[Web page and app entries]
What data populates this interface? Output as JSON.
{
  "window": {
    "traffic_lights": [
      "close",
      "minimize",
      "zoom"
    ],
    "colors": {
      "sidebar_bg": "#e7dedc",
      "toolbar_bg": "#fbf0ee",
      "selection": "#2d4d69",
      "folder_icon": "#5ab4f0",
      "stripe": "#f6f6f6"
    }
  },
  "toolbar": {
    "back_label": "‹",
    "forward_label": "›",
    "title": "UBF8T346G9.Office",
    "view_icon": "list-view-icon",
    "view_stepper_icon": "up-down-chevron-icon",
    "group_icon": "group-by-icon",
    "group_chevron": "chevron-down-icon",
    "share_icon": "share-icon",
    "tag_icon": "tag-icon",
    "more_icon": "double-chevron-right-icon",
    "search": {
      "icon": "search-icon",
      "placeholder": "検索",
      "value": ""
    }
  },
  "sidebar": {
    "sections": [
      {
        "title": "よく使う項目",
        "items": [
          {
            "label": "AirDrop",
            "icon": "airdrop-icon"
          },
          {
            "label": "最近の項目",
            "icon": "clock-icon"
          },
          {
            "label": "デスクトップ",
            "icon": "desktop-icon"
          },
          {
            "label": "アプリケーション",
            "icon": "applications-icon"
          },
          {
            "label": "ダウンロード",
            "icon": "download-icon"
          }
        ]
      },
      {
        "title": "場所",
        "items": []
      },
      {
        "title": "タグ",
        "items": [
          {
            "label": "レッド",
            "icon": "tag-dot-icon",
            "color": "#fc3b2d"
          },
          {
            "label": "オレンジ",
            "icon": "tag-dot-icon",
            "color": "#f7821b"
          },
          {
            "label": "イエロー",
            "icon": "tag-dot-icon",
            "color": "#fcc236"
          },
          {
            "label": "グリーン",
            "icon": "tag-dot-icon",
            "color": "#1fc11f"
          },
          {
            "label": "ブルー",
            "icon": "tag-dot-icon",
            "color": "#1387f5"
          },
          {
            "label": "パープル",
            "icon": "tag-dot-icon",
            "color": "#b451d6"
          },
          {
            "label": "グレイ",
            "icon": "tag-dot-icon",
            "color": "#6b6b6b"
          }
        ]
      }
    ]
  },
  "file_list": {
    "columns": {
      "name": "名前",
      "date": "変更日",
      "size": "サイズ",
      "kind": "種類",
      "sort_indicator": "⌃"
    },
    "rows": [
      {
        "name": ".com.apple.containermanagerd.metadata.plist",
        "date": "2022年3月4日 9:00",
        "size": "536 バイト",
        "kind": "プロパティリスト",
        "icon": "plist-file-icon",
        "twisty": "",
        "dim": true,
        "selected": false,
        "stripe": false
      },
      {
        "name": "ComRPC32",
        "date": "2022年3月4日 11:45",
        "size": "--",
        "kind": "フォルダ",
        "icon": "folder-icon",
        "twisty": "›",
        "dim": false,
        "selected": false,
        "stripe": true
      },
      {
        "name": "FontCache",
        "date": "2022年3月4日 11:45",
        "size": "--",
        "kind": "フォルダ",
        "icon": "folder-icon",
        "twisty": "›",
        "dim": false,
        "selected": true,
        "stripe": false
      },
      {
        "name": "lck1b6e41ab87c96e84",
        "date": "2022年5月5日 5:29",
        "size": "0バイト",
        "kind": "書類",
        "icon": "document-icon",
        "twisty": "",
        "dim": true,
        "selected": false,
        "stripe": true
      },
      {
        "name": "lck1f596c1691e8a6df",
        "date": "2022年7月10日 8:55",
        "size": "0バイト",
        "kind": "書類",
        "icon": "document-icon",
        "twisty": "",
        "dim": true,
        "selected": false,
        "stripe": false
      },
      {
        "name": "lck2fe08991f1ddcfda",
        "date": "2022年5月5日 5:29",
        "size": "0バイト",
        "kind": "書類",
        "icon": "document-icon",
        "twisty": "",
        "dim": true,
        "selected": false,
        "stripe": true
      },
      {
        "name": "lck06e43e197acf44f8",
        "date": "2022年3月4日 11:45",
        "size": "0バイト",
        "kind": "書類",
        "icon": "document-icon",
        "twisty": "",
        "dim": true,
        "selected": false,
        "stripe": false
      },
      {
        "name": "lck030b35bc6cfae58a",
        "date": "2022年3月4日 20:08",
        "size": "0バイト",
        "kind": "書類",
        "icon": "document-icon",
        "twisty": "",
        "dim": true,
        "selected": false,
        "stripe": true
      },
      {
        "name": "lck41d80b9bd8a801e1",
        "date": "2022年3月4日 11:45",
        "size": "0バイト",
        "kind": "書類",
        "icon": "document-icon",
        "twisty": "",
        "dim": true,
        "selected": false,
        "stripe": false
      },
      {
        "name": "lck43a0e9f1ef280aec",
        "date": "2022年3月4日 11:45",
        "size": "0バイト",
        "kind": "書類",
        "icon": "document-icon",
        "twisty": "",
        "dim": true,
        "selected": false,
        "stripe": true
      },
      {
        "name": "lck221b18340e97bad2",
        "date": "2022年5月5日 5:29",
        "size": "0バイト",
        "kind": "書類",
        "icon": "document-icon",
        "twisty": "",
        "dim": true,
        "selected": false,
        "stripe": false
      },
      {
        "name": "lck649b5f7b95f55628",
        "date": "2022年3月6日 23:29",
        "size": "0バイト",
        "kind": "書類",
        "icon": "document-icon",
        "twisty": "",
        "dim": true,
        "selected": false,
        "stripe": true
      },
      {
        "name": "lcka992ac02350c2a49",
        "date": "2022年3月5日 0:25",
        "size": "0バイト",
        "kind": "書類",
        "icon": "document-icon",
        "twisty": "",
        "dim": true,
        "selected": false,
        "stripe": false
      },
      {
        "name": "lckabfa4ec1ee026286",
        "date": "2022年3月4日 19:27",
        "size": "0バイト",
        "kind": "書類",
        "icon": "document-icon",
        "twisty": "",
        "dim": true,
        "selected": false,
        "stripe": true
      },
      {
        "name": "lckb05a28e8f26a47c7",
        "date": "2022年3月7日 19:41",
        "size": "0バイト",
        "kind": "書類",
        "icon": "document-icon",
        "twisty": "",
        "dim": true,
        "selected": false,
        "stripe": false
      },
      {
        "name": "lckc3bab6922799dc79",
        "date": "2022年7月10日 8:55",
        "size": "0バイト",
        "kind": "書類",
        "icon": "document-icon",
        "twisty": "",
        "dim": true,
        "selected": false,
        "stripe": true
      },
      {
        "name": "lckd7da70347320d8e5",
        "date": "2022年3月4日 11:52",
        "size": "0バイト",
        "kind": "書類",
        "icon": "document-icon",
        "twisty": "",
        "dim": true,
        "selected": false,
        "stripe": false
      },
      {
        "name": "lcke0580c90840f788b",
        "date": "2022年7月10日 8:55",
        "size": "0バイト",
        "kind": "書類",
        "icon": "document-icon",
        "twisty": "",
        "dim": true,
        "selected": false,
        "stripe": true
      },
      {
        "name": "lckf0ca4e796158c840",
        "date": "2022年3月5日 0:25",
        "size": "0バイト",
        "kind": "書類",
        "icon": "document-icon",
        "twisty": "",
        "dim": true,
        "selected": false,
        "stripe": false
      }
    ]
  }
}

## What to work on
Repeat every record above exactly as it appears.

## Worked solution
What data populates this interface? Output as JSON.
{
  "window": {
    "traffic_lights": [
      "close",
      "minimize",
      "zoom"
    ],
    "colors": {
      "sidebar_bg": "#e7dedc",
      "toolbar_bg": "#fbf0ee",
      "selection": "#2d4d69",
      "folder_icon": "#5ab4f0",
      "stripe": "#f6f6f6"
    }
  },
  "toolbar": {
    "back_label": "‹",
    "forward_label": "›",
    "title": "UBF8T346G9.Office",
    "view_icon": "list-view-icon",
    "view_stepper_icon": "up-down-chevron-icon",
    "group_icon": "group-by-icon",
    "group_chevron": "chevron-down-icon",
    "share_icon": "share-icon",
    "tag_icon": "tag-icon",
    "more_icon": "double-chevron-right-icon",
    "search": {
      "icon": "search-icon",
      "placeholder": "検索",
      "value": ""
    }
  },
  "sidebar": {
    "sections": [
      {
        "title": "よく使う項目",
        "items": [
          {
            "label": "AirDrop",
            "icon": "airdrop-icon"
          },
          {
            "label": "最近の項目",
            "icon": "clock-icon"
          },
          {
            "label": "デスクトップ",
            "icon": "desktop-icon"
          },
          {
            "label": "アプリケーション",
            "icon": "applications-icon"
          },
          {
            "label": "ダウンロード",
            "icon": "download-icon"
          }
        ]
      },
      {
        "title": "場所",
        "items": []
      },
      {
        "title": "タグ",
        "items": [
          {
            "label": "レッド",
            "icon": "tag-dot-icon",
            "color": "#fc3b2d"
          },
          {
            "label": "オレンジ",
            "icon": "tag-dot-icon",
            "color": "#f7821b"
          },
          {
            "label": "イエロー",
            "icon": "tag-dot-icon",
            "color": "#fcc236"
          },
          {
            "label": "グリーン",
            "icon": "tag-dot-icon",
            "color": "#1fc11f"
          },
          {
            "label": "ブルー",
            "icon": "tag-dot-icon",
            "color": "#1387f5"
          },
          {
            "label": "パープル",
            "icon": "tag-dot-icon",
            "color": "#b451d6"
          },
          {
            "label": "グレイ",
            "icon": "tag-dot-icon",
            "color": "#6b6b6b"
          }
        ]
      }
    ]
  },
  "file_list": {
    "columns": {
      "name": "名前",
      "date": "変更日",
      "size": "サイズ",
      "kind": "種類",
      "sort_indicator": "⌃"
    },
    "rows": [
      {
        "name": ".com.apple.containermanagerd.metadata.plist",
        "date": "2022年3月4日 9:00",
        "size": "536 バイト",
        "kind": "プロパティリスト",
        "icon": "plist-file-icon",
        "twisty": "",
        "dim": true,
        "selected": false,
        "stripe": false
      },
      {
        "name": "ComRPC32",
        "date": "2022年3月4日 11:45",
        "size": "--",
        "kind": "フォルダ",
        "icon": "folder-icon",
        "twisty": "›",
        "dim": false,
        "selected": false,
        "stripe": true
      },
      {
        "name": "FontCache",
        "date": "2022年3月4日 11:45",
        "size": "--",
        "kind": "フォルダ",
        "icon": "folder-icon",
        "twisty": "›",
        "dim": false,
        "selected": true,
        "stripe": false
      },
      {
        "name": "lck1b6e41ab87c96e84",
        "date": "2022年5月5日 5:29",
        "size": "0バイト",
        "kind": "書類",
        "icon": "document-icon",
        "twisty": "",
        "dim": true,
        "selected": false,
        "stripe": true
      },
      {
        "name": "lck1f596c1691e8a6df",
        "date": "2022年7月10日 8:55",
        "size": "0バイト",
        "kind": "書類",
        "icon": "document-icon",
        "twisty": "",
        "dim": true,
        "selected": false,
        "stripe": false
      },
      {
        "name": "lck2fe08991f1ddcfda",
        "date": "2022年5月5日 5:29",
        "size": "0バイト",
        "kind": "書類",
        "icon": "document-icon",
        "twisty": "",
        "dim": true,
        "selected": false,
        "stripe": true
      },
      {
        "name": "lck06e43e197acf44f8",
        "date": "2022年3月4日 11:45",
        "size": "0バイト",
        "kind": "書類",
        "icon": "document-icon",
        "twisty": "",
        "dim": true,
        "selected": false,
        "stripe": false
      },
      {
        "name": "lck030b35bc6cfae58a",
        "date": "2022年3月4日 20:08",
        "size": "0バイト",
        "kind": "書類",
        "icon": "document-icon",
        "twisty": "",
        "dim": true,
        "selected": false,
        "stripe": true
      },
      {
        "name": "lck41d80b9bd8a801e1",
        "date": "2022年3月4日 11:45",
        "size": "0バイト",
        "kind": "書類",
        "icon": "document-icon",
        "twisty": "",
        "dim": true,
        "selected": false,
        "stripe": false
      },
      {
        "name": "lck43a0e9f1ef280aec",
        "date": "2022年3月4日 11:45",
        "size": "0バイト",
        "kind": "書類",
        "icon": "document-icon",
        "twisty": "",
        "dim": true,
        "selected": false,
        "stripe": true
      },
      {
        "name": "lck221b18340e97bad2",
        "date": "2022年5月5日 5:29",
        "size": "0バイト",
        "kind": "書類",
        "icon": "document-icon",
        "twisty": "",
        "dim": true,
        "selected": false,
        "stripe": false
      },
      {
        "name": "lck649b5f7b95f55628",
        "date": "2022年3月6日 23:29",
        "size": "0バイト",
        "kind": "書類",
        "icon": "document-icon",
        "twisty": "",
        "dim": true,
        "selected": false,
        "stripe": true
      },
      {
        "name": "lcka992ac02350c2a49",
        "date": "2022年3月5日 0:25",
        "size": "0バイト",
        "kind": "書類",
        "icon": "document-icon",
        "twisty": "",
        "dim": true,
        "selected": false,
        "stripe": false
      },
      {
        "name": "lckabfa4ec1ee026286",
        "date": "2022年3月4日 19:27",
        "size": "0バイト",
        "kind": "書類",
        "icon": "document-icon",
        "twisty": "",
        "dim": true,
        "selected": false,
        "stripe": true
      },
      {
        "name": "lckb05a28e8f26a47c7",
        "date": "2022年3月7日 19:41",
        "size": "0バイト",
        "kind": "書類",
        "icon": "document-icon",
        "twisty": "",
        "dim": true,
        "selected": false,
        "stripe": false
      },
      {
        "name": "lckc3bab6922799dc79",
        "date": "2022年7月10日 8:55",
        "size": "0バイト",
        "kind": "書類",
        "icon": "document-icon",
        "twisty": "",
        "dim": true,
        "selected": false,
        "stripe": true
      },
      {
        "name": "lckd7da70347320d8e5",
        "date": "2022年3月4日 11:52",
        "size": "0バイト",
        "kind": "書類",
        "icon": "document-icon",
        "twisty": "",
        "dim": true,
        "selected": false,
        "stripe": false
      },
      {
        "name": "lcke0580c90840f788b",
        "date": "2022年7月10日 8:55",
        "size": "0バイト",
        "kind": "書類",
        "icon": "document-icon",
        "twisty": "",
        "dim": true,
        "selected": false,
        "stripe": true
      },
      {
        "name": "lckf0ca4e796158c840",
        "date": "2022年3月5日 0:25",
        "size": "0バイト",
        "kind": "書類",
        "icon": "document-icon",
        "twisty": "",
        "dim": true,
        "selected": false,
        "stripe": false
      }
    ]
  }
}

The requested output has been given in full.